* **What needs to be done**: Take the data below and filter it for lines containing the word "name"; show each line found.

* **Source records**:
● ● ●
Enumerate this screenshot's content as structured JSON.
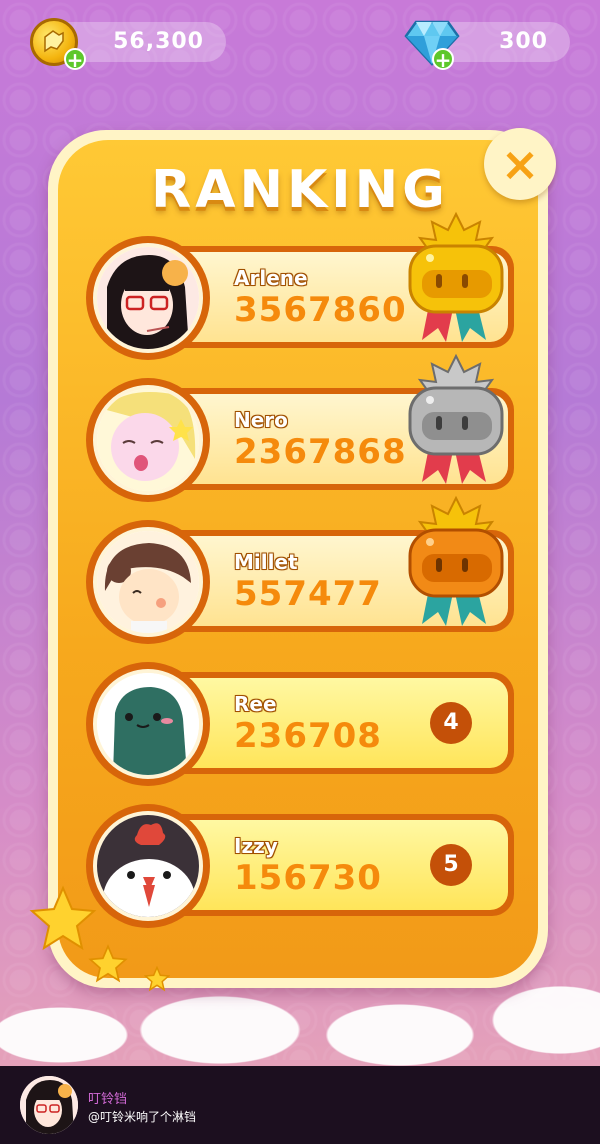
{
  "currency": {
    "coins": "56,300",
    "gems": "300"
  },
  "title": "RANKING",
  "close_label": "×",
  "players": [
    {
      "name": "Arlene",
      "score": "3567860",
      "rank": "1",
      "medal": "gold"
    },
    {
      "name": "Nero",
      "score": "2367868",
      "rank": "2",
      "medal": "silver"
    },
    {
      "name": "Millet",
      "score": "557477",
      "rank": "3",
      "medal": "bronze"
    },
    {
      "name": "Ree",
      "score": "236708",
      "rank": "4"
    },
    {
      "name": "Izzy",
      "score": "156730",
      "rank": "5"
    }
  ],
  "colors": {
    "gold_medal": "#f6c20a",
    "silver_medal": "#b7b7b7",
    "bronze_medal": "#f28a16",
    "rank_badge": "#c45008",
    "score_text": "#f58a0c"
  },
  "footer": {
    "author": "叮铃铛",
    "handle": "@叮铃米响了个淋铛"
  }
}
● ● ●
* **The completed task**:
      "name": "Arlene",
      "name": "Nero",
      "name": "Millet",
      "name": "Ree",
      "name": "Izzy",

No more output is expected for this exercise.